===== SUPPLIED DATA

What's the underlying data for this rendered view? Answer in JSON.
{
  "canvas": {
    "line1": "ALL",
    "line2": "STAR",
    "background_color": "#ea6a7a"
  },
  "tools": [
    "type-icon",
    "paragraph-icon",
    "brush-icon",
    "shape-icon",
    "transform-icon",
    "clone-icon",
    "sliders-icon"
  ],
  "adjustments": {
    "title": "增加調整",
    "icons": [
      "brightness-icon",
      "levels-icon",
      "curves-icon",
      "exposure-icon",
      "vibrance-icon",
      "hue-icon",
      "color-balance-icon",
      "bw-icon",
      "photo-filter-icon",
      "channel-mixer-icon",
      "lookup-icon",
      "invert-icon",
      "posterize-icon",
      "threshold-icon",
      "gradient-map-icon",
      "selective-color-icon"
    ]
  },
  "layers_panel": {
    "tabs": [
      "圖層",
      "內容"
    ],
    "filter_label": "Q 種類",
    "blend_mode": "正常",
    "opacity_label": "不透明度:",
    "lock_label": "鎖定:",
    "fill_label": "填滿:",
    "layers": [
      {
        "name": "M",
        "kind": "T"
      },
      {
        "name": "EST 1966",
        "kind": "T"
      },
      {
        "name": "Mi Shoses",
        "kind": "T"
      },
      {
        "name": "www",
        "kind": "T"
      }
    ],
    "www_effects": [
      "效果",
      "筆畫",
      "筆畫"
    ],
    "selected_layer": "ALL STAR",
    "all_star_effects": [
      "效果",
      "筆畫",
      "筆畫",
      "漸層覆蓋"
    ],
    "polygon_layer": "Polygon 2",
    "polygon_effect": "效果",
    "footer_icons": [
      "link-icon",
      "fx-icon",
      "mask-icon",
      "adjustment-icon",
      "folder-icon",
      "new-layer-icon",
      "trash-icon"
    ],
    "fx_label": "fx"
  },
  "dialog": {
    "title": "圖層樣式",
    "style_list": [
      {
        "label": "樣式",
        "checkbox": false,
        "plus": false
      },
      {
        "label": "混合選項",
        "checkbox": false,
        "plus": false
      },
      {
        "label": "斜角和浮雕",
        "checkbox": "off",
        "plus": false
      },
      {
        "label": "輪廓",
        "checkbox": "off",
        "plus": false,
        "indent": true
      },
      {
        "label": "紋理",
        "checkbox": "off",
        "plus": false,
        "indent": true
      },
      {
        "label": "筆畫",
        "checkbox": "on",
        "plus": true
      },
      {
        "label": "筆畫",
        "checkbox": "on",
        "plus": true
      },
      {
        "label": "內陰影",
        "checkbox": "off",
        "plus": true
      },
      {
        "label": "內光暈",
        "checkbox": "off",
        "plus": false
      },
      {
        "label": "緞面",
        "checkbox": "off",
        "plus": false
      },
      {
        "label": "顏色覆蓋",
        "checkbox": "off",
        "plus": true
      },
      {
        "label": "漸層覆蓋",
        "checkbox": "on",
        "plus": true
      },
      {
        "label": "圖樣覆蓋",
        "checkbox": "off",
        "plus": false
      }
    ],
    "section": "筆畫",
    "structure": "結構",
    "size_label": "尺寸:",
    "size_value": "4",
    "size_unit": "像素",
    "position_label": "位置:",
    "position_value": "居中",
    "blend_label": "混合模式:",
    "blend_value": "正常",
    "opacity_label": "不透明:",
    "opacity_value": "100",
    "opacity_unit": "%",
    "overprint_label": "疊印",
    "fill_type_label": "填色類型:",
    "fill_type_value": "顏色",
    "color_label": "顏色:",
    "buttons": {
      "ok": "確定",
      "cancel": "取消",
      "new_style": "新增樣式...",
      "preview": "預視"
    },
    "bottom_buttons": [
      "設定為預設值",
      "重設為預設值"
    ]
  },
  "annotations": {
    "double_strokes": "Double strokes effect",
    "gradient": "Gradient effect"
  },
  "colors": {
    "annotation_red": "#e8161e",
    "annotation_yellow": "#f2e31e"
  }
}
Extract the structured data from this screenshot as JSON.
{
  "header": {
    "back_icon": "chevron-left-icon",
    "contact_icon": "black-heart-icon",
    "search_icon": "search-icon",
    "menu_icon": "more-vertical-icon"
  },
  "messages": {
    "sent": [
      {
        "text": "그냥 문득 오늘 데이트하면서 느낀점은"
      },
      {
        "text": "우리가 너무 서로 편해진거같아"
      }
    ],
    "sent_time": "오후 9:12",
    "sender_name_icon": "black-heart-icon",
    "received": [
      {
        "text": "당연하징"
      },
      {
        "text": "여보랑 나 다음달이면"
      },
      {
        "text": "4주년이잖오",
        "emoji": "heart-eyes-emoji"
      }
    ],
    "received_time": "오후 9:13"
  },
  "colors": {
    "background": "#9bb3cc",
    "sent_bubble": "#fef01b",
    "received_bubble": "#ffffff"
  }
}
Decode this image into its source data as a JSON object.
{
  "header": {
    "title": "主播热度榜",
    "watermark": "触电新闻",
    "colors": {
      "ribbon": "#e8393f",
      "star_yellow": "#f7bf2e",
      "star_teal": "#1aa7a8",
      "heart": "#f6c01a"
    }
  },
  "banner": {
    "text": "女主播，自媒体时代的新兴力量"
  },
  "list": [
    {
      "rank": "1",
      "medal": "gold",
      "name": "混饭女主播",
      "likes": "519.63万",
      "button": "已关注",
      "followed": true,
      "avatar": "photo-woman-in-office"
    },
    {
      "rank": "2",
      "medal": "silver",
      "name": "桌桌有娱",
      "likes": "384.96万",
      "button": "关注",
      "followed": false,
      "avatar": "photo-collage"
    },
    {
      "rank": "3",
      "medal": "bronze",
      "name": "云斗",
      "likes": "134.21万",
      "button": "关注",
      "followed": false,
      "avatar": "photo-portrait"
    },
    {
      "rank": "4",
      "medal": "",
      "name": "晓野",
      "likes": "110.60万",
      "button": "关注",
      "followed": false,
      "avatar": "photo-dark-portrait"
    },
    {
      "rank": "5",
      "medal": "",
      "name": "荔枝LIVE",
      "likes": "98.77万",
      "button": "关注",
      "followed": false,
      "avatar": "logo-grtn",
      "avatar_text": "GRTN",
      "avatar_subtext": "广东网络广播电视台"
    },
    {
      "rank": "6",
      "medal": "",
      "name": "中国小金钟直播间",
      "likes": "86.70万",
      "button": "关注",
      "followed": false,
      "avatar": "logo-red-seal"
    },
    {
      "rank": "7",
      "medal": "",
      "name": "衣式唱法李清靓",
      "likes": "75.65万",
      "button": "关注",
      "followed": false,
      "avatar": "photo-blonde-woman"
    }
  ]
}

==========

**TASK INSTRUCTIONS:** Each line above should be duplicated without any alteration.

**EXPECTED OUTPUT:**
What's the underlying data for this rendered view? Answer in JSON.
{
  "canvas": {
    "line1": "ALL",
    "line2": "STAR",
    "background_color": "#ea6a7a"
  },
  "tools": [
    "type-icon",
    "paragraph-icon",
    "brush-icon",
    "shape-icon",
    "transform-icon",
    "clone-icon",
    "sliders-icon"
  ],
  "adjustments": {
    "title": "增加調整",
    "icons": [
      "brightness-icon",
      "levels-icon",
      "curves-icon",
      "exposure-icon",
      "vibrance-icon",
      "hue-icon",
      "color-balance-icon",
      "bw-icon",
      "photo-filter-icon",
      "channel-mixer-icon",
      "lookup-icon",
      "invert-icon",
      "posterize-icon",
      "threshold-icon",
      "gradient-map-icon",
      "selective-color-icon"
    ]
  },
  "layers_panel": {
    "tabs": [
      "圖層",
      "內容"
    ],
    "filter_label": "Q 種類",
    "blend_mode": "正常",
    "opacity_label": "不透明度:",
    "lock_label": "鎖定:",
    "fill_label": "填滿:",
    "layers": [
      {
        "name": "M",
        "kind": "T"
      },
      {
        "name": "EST 1966",
        "kind": "T"
      },
      {
        "name": "Mi Shoses",
        "kind": "T"
      },
      {
        "name": "www",
        "kind": "T"
      }
    ],
    "www_effects": [
      "效果",
      "筆畫",
      "筆畫"
    ],
    "selected_layer": "ALL STAR",
    "all_star_effects": [
      "效果",
      "筆畫",
      "筆畫",
      "漸層覆蓋"
    ],
    "polygon_layer": "Polygon 2",
    "polygon_effect": "效果",
    "footer_icons": [
      "link-icon",
      "fx-icon",
      "mask-icon",
      "adjustment-icon",
      "folder-icon",
      "new-layer-icon",
      "trash-icon"
    ],
    "fx_label": "fx"
  },
  "dialog": {
    "title": "圖層樣式",
    "style_list": [
      {
        "label": "樣式",
        "checkbox": false,
        "plus": false
      },
      {
        "label": "混合選項",
        "checkbox": false,
        "plus": false
      },
      {
        "label": "斜角和浮雕",
        "checkbox": "off",
        "plus": false
      },
      {
        "label": "輪廓",
        "checkbox": "off",
        "plus": false,
        "indent": true
      },
      {
        "label": "紋理",
        "checkbox": "off",
        "plus": false,
        "indent": true
      },
      {
        "label": "筆畫",
        "checkbox": "on",
        "plus": true
      },
      {
        "label": "筆畫",
        "checkbox": "on",
        "plus": true
      },
      {
        "label": "內陰影",
        "checkbox": "off",
        "plus": true
      },
      {
        "label": "內光暈",
        "checkbox": "off",
        "plus": false
      },
      {
        "label": "緞面",
        "checkbox": "off",
        "plus": false
      },
      {
        "label": "顏色覆蓋",
        "checkbox": "off",
        "plus": true
      },
      {
        "label": "漸層覆蓋",
        "checkbox": "on",
        "plus": true
      },
      {
        "label": "圖樣覆蓋",
        "checkbox": "off",
        "plus": false
      }
    ],
    "section": "筆畫",
    "structure": "結構",
    "size_label": "尺寸:",
    "size_value": "4",
    "size_unit": "像素",
    "position_label": "位置:",
    "position_value": "居中",
    "blend_label": "混合模式:",
    "blend_value": "正常",
    "opacity_label": "不透明:",
    "opacity_value": "100",
    "opacity_unit": "%",
    "overprint_label": "疊印",
    "fill_type_label": "填色類型:",
    "fill_type_value": "顏色",
    "color_label": "顏色:",
    "buttons": {
      "ok": "確定",
      "cancel": "取消",
      "new_style": "新增樣式...",
      "preview": "預視"
    },
    "bottom_buttons": [
      "設定為預設值",
      "重設為預設值"
    ]
  },
  "annotations": {
    "double_strokes": "Double strokes effect",
    "gradient": "Gradient effect"
  },
  "colors": {
    "annotation_red": "#e8161e",
    "annotation_yellow": "#f2e31e"
  }
}
Extract the structured data from this screenshot as JSON.
{
  "header": {
    "back_icon": "chevron-left-icon",
    "contact_icon": "black-heart-icon",
    "search_icon": "search-icon",
    "menu_icon": "more-vertical-icon"
  },
  "messages": {
    "sent": [
      {
        "text": "그냥 문득 오늘 데이트하면서 느낀점은"
      },
      {
        "text": "우리가 너무 서로 편해진거같아"
      }
    ],
    "sent_time": "오후 9:12",
    "sender_name_icon": "black-heart-icon",
    "received": [
      {
        "text": "당연하징"
      },
      {
        "text": "여보랑 나 다음달이면"
      },
      {
        "text": "4주년이잖오",
        "emoji": "heart-eyes-emoji"
      }
    ],
    "received_time": "오후 9:13"
  },
  "colors": {
    "background": "#9bb3cc",
    "sent_bubble": "#fef01b",
    "received_bubble": "#ffffff"
  }
}
Decode this image into its source data as a JSON object.
{
  "header": {
    "title": "主播热度榜",
    "watermark": "触电新闻",
    "colors": {
      "ribbon": "#e8393f",
      "star_yellow": "#f7bf2e",
      "star_teal": "#1aa7a8",
      "heart": "#f6c01a"
    }
  },
  "banner": {
    "text": "女主播，自媒体时代的新兴力量"
  },
  "list": [
    {
      "rank": "1",
      "medal": "gold",
      "name": "混饭女主播",
      "likes": "519.63万",
      "button": "已关注",
      "followed": true,
      "avatar": "photo-woman-in-office"
    },
    {
      "rank": "2",
      "medal": "silver",
      "name": "桌桌有娱",
      "likes": "384.96万",
      "button": "关注",
      "followed": false,
      "avatar": "photo-collage"
    },
    {
      "rank": "3",
      "medal": "bronze",
      "name": "云斗",
      "likes": "134.21万",
      "button": "关注",
      "followed": false,
      "avatar": "photo-portrait"
    },
    {
      "rank": "4",
      "medal": "",
      "name": "晓野",
      "likes": "110.60万",
      "button": "关注",
      "followed": false,
      "avatar": "photo-dark-portrait"
    },
    {
      "rank": "5",
      "medal": "",
      "name": "荔枝LIVE",
      "likes": "98.77万",
      "button": "关注",
      "followed": false,
      "avatar": "logo-grtn",
      "avatar_text": "GRTN",
      "avatar_subtext": "广东网络广播电视台"
    },
    {
      "rank": "6",
      "medal": "",
      "name": "中国小金钟直播间",
      "likes": "86.70万",
      "button": "关注",
      "followed": false,
      "avatar": "logo-red-seal"
    },
    {
      "rank": "7",
      "medal": "",
      "name": "衣式唱法李清靓",
      "likes": "75.65万",
      "button": "关注",
      "followed": false,
      "avatar": "photo-blonde-woman"
    }
  ]
}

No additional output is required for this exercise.